Off Hatch Road in Truro, rows of crops spill down a slope and surround farmer Christopher Murphy’s house. There, at Nestwood Farm, Murphy — friends and neighbors know him as “Murph” — has grown tomatoes, eggplants, peppers, squash, lettuce, chard, kale, cabbages, bok choy, and basil on an acre and a half for the last 30 years.
His passion for planting has unlikely roots, going back to his years at Colgate University. “I was a philosophy major,” he says. “And I thought, well, what is the most important job a human being can do?”
“Growing food” was his answer.
Murphy was born in Boston and lived in Syracuse, N.Y., New York City, and Park City, Utah before circling back to Truro, where he’d spent childhood summers. And where his friend John Yingling, whose Provincetown pizza joint, Spiritus, was already an institution, offered him a job. Not slinging slices: Yingling wanted someone to come work on a garden for him.
Now, Murphy’s a regular vendor at both the Wellfleet and Truro farmers markets. But “when I started farming, I didn’t know a single thing,” he says. “And you know what? I’ve never taken a course, or anything. I just did it.”
Murphy had one crucial advantage that helped him kick off his cultivation career. Nestwood Farm is on a plot that, according to local legend, is historically fertile. “This is the longest continuously farmed piece of land on the Lower Cape,” Murphy says, asserting that it’s been farmland “from the late 1600s.”
On the Cape, having good soil makes all the difference. The biggest struggle for farmers here, Murphy says, “is that Cape Cod is one big sandbar, and if you’re trying to grow vegetables on a sandbar, you just have to keep on bringing everything in, meaning good dirt and manure.”
What that also ends up meaning for Outer Cape farmers like Murphy is that the more established they become, the better their land becomes as well. “I’ve been putting so much stuff into the soil for so long, I actually have good soil,” Murphy says.
Of course, there are still other struggles. “You don’t make a heck of a lot of money,” Murphy says. “I tell all my friends who are lawyers, doctors, whatever, ‘I make hundreds of dollars. Hundreds of dollars!’ ” But Murphy loves the slopes as much as he loves his squash. He says that as long as he makes enough at the farmers markets to be able to leave the Cape and spend the winter skiing, he’s happy.

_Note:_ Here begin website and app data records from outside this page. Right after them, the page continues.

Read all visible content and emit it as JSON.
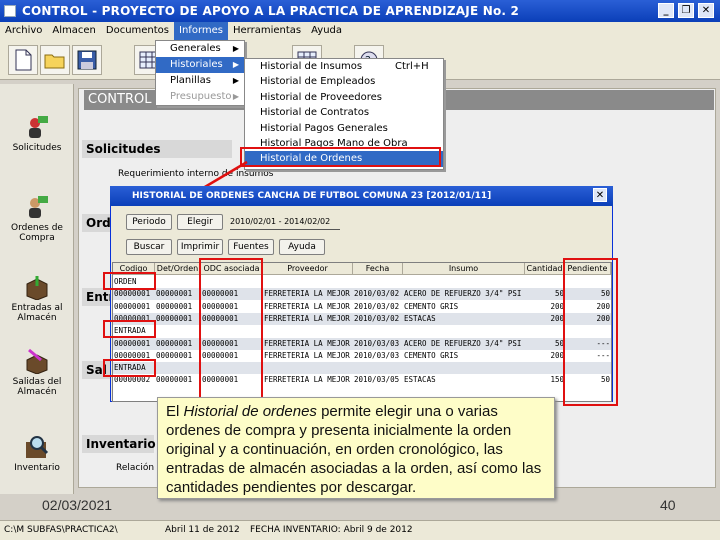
{
  "window": {
    "title": "CONTROL - PROYECTO DE APOYO A LA PRACTICA DE APRENDIZAJE No. 2"
  },
  "menubar": [
    "Archivo",
    "Almacen",
    "Documentos",
    "Informes",
    "Herramientas",
    "Ayuda"
  ],
  "menu_informes": [
    {
      "label": "Generales",
      "state": "normal"
    },
    {
      "label": "Historiales",
      "state": "highlight"
    },
    {
      "label": "Planillas",
      "state": "normal"
    },
    {
      "label": "Presupuesto",
      "state": "disabled"
    }
  ],
  "menu_historiales": [
    {
      "label": "Historial de Insumos",
      "shortcut": "Ctrl+H"
    },
    {
      "label": "Historial de Empleados",
      "shortcut": ""
    },
    {
      "label": "Historial de Proveedores",
      "shortcut": ""
    },
    {
      "label": "Historial de Contratos",
      "shortcut": ""
    },
    {
      "label": "Historial Pagos Generales",
      "shortcut": ""
    },
    {
      "label": "Historial Pagos Mano de Obra",
      "shortcut": ""
    },
    {
      "label": "Historial de Ordenes",
      "shortcut": ""
    }
  ],
  "sidebar": [
    {
      "label": "Solicitudes"
    },
    {
      "label": "Ordenes de Compra"
    },
    {
      "label": "Entradas al Almacén"
    },
    {
      "label": "Salidas del Almacén"
    },
    {
      "label": "Inventario"
    }
  ],
  "main": {
    "header": "CONTROL -",
    "sections": {
      "solicitudes": "Solicitudes",
      "solicitudes_sub": "Requerimiento interno de insumos",
      "ordenes": "Ord",
      "entradas": "Entr",
      "salidas": "Sal",
      "inventario": "Inventario",
      "inventario_sub": "Relación"
    }
  },
  "dialog": {
    "title": "HISTORIAL DE ORDENES  CANCHA DE FUTBOL COMUNA 23 [2012/01/11]",
    "buttons_row1": [
      "Periodo",
      "Elegir"
    ],
    "period": "2010/02/01 - 2014/02/02",
    "buttons_row2": [
      "Buscar",
      "Imprimir",
      "Fuentes",
      "Ayuda"
    ],
    "columns": [
      "Codigo",
      "Det/Orden",
      "ODC asociada",
      "Proveedor",
      "Fecha",
      "Insumo",
      "Cantidad",
      "Pendiente"
    ],
    "rows": [
      {
        "type": "label",
        "cells": [
          "ORDEN",
          "",
          "",
          "",
          "",
          "",
          "",
          ""
        ]
      },
      {
        "type": "data",
        "cells": [
          "00000001",
          "00000001",
          "00000001",
          "FERRETERIA LA MEJOR",
          "2010/03/02",
          "ACERO DE REFUERZO 3/4\" PSI",
          "50",
          "50"
        ]
      },
      {
        "type": "data",
        "cells": [
          "00000001",
          "00000001",
          "00000001",
          "FERRETERIA LA MEJOR",
          "2010/03/02",
          "CEMENTO GRIS",
          "200",
          "200"
        ]
      },
      {
        "type": "data",
        "cells": [
          "00000001",
          "00000001",
          "00000001",
          "FERRETERIA LA MEJOR",
          "2010/03/02",
          "ESTACAS",
          "200",
          "200"
        ]
      },
      {
        "type": "label",
        "cells": [
          "ENTRADA",
          "",
          "",
          "",
          "",
          "",
          "",
          ""
        ]
      },
      {
        "type": "data",
        "cells": [
          "00000001",
          "00000001",
          "00000001",
          "FERRETERIA LA MEJOR",
          "2010/03/03",
          "ACERO DE REFUERZO 3/4\" PSI",
          "50",
          "---"
        ]
      },
      {
        "type": "data",
        "cells": [
          "00000001",
          "00000001",
          "00000001",
          "FERRETERIA LA MEJOR",
          "2010/03/03",
          "CEMENTO GRIS",
          "200",
          "---"
        ]
      },
      {
        "type": "label",
        "cells": [
          "ENTRADA",
          "",
          "",
          "",
          "",
          "",
          "",
          ""
        ]
      },
      {
        "type": "data",
        "cells": [
          "00000002",
          "00000001",
          "00000001",
          "FERRETERIA LA MEJOR",
          "2010/03/05",
          "ESTACAS",
          "150",
          "50"
        ]
      }
    ]
  },
  "caption": {
    "before": "El ",
    "emph": "Historial de ordenes",
    "after": " permite elegir una o varias ordenes de compra y presenta inicialmente la orden original y a continuación, en orden cronológico, las entradas de almacén asociadas a la orden, así como las cantidades pendientes por descargar."
  },
  "footer": {
    "date": "02/03/2021",
    "page": "40"
  },
  "statusbar": [
    "C:\\M SUBFAS\\PRACTICA2\\",
    "Abril 11 de 2012",
    "FECHA INVENTARIO: Abril 9 de 2012"
  ],
  "colors": {
    "highlight": "#316ac5",
    "annotation": "#e01010",
    "titlebar": "#0b3fb8"
  }
}
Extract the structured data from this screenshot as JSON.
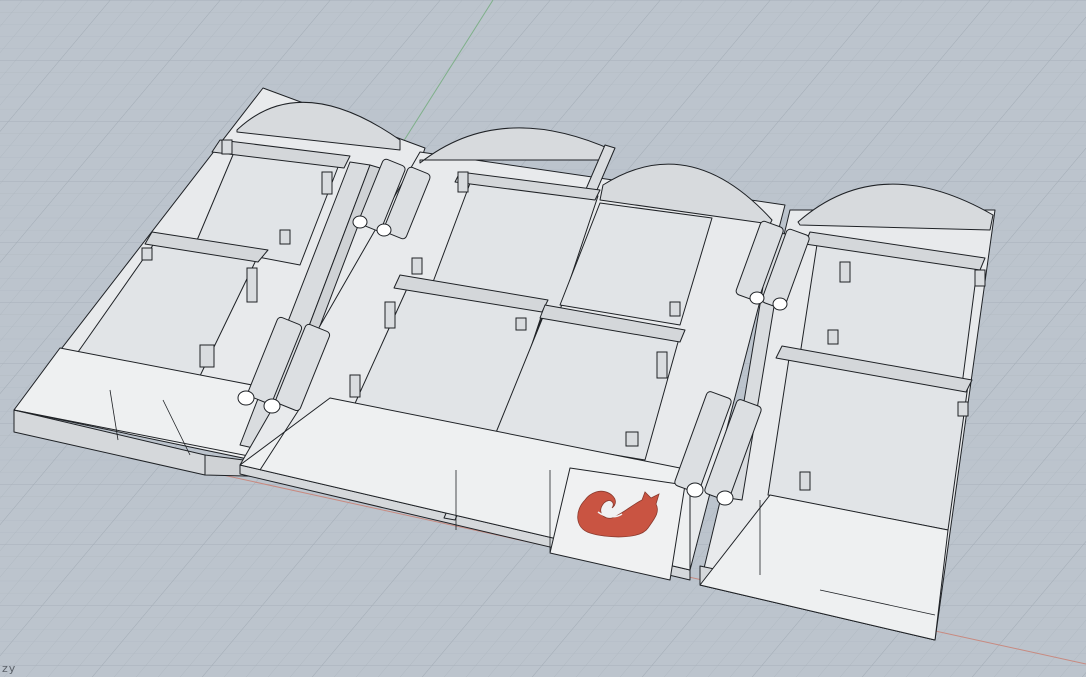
{
  "viewport": {
    "projection_label": "zy",
    "colors": {
      "background": "#bcc4cd",
      "grid_minor": "#adb6bf",
      "grid_major": "#a2abb5",
      "axis_x": "#c88a80",
      "axis_y": "#7fb08a",
      "model_face": "#e6e8ea",
      "model_top": "#eef0f1",
      "model_side": "#d3d6d9",
      "model_edge": "#1f2226",
      "accent_cat": "#c95442"
    },
    "icons": [
      "cat-logo-icon",
      "hinge-icon"
    ]
  }
}
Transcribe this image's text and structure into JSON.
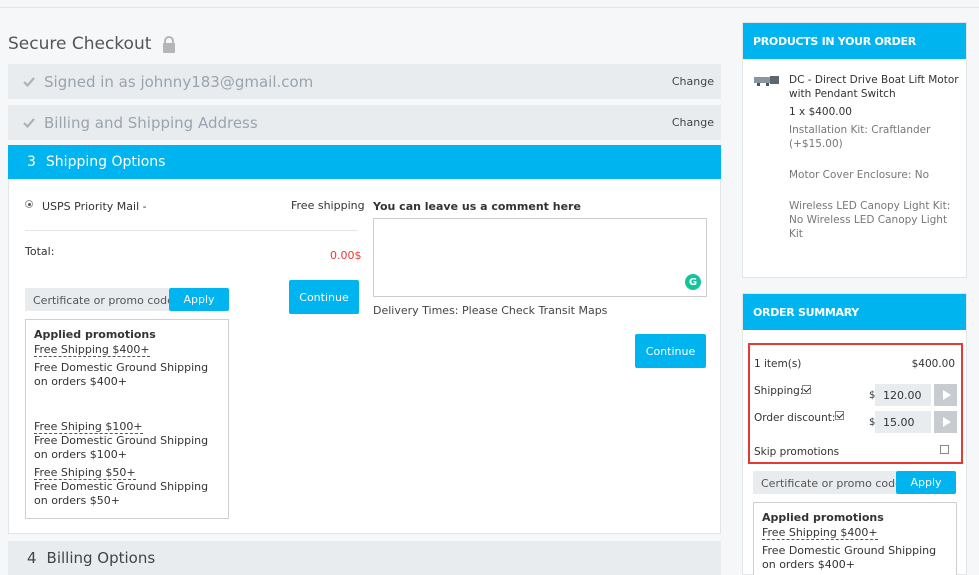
{
  "checkout": {
    "title": "Secure Checkout",
    "steps": {
      "signed_in": {
        "label": "Signed in as johnny183@gmail.com",
        "change": "Change"
      },
      "billing_shipping": {
        "label": "Billing and Shipping Address",
        "change": "Change"
      },
      "shipping": {
        "num": "3",
        "label": "Shipping Options"
      },
      "billing_options": {
        "num": "4",
        "label": "Billing Options"
      }
    },
    "shipping_option": {
      "name": "USPS Priority Mail -",
      "price": "Free shipping",
      "selected": true
    },
    "total": {
      "label": "Total:",
      "value": "0.00$"
    },
    "promo": {
      "placeholder": "Certificate or promo code",
      "apply": "Apply"
    },
    "continue_small": "Continue",
    "continue_main": "Continue",
    "promotions": {
      "heading": "Applied promotions",
      "items": [
        {
          "link": "Free Shipping $400+",
          "desc": "Free Domestic Ground Shipping on orders $400+"
        },
        {
          "link": "Free Shiping $100+",
          "desc": "Free Domestic Ground Shipping on orders $100+"
        },
        {
          "link": "Free Shiping $50+",
          "desc": "Free Domestic Ground Shipping on orders $50+"
        }
      ]
    },
    "comment": {
      "label": "You can leave us a comment here",
      "value": ""
    },
    "delivery_note": "Delivery Times: Please Check Transit Maps"
  },
  "sidebar": {
    "products_heading": "PRODUCTS IN YOUR ORDER",
    "product": {
      "name": "DC - Direct Drive Boat Lift Motor with Pendant Switch",
      "qty_price": "1 x $400.00",
      "options": [
        "Installation Kit: Craftlander (+$15.00)",
        "Motor Cover Enclosure: No",
        "Wireless LED Canopy Light Kit: No Wireless LED Canopy Light Kit"
      ]
    },
    "summary_heading": "ORDER SUMMARY",
    "summary": {
      "items_label": "1 item(s)",
      "items_value": "$400.00",
      "shipping_label": "Shipping:",
      "shipping_checked": true,
      "currency": "$",
      "shipping_value": "120.00",
      "discount_label": "Order discount:",
      "discount_checked": true,
      "discount_value": "15.00",
      "skip_label": "Skip promotions",
      "skip_checked": false
    },
    "promo": {
      "placeholder": "Certificate or promo code",
      "apply": "Apply"
    },
    "promotions": {
      "heading": "Applied promotions",
      "items": [
        {
          "link": "Free Shipping $400+",
          "desc": "Free Domestic Ground Shipping on orders $400+"
        }
      ]
    }
  },
  "colors": {
    "accent": "#00b4f0",
    "error": "#e53935",
    "step_bg": "#e9ecef"
  }
}
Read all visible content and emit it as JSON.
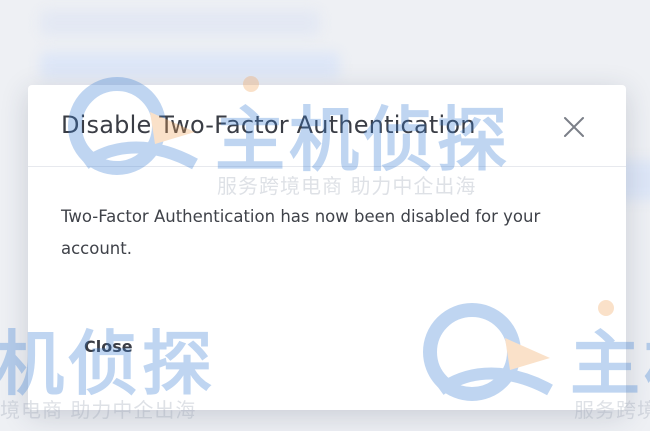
{
  "dialog": {
    "title": "Disable Two-Factor Authentication",
    "message": "Two-Factor Authentication has now been disabled for your account.",
    "close_button_label": "Close",
    "close_icon": "close-icon"
  },
  "watermark": {
    "logo_text": "主机侦探",
    "tagline": "服务跨境电商  助力中企出海",
    "tagline_partial_left": "境电商  助力中企出海",
    "tagline_partial_right": "服务跨境",
    "logo_partial_left": "机侦探",
    "logo_partial_right": "主机"
  },
  "colors": {
    "title": "#3a3d45",
    "text": "#3f4249",
    "watermark_blue": "#3b7fd4",
    "watermark_orange": "#f2a35a",
    "watermark_gray": "#9aa3b3"
  }
}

The stakes were low when Murphy first started. He had been commissioned to turn half an acre in his friend’s back yard into a garden. “The farming that I did was just for us,” says Murphy. “That land wouldn’t have been farmed if I wasn’t there.” Growing crops wasn’t his main hustle, either. Other jobs, including bartending at Terra Luna, helped make ends meet.
It was 15 years later, when the Yinglings bought another acre of land and Murphy started selling veggies at the newly formed farmers markets, that Chris Murphy became Farmer Murph.
He built a house on the land “with my own two hands,” he says. He credits his success to his tenant-farmer-like situation, the chance to farm both for the landowners privately and for his own income at the markets. The arrangement is important because “us normal people can’t afford an acre and a half of land in Truro,” he says.
Murphy has watched the Outer Cape’s farmers markets improve with time, just like his soil. “Fifteen, 20 years ago, there were no farmers markets out here,” Murphy says. “When they said, ‘We’re going to start a farmers market in Truro,’ I was skeptical. I was like, who’s going to show up? What are we going to have, five vendors?”
And a few years later, when the Wellfleet farmers market debuted, Murphy remembers thinking “You can’t have two farmers markets, town next to town.” Now, Murphy admits, “they all do well.”
Murphy wants the crowds that flock to his stand to appreciate the effort that goes into getting them their produce. “I hope that everybody who walks into a farmers market with their baskets is thinking of that,” he says. “That the farmers are busting their butts to get good food out, and that it can be a really difficult thing.”
Despite the challenges, Murphy isn’t going anywhere. “Once I got into farming, I couldn’t get out of it,” he says. There are few things more rewarding than harvesting, he says, “and getting to say, ‘Wow, those are perfect tomatoes.’ ”
Except maybe when he goes back to Park City in the winters and his skiing companions ask him what he’s up to. “And I go, ‘I’m farming.’ ” What he loves is “just being able to say that.”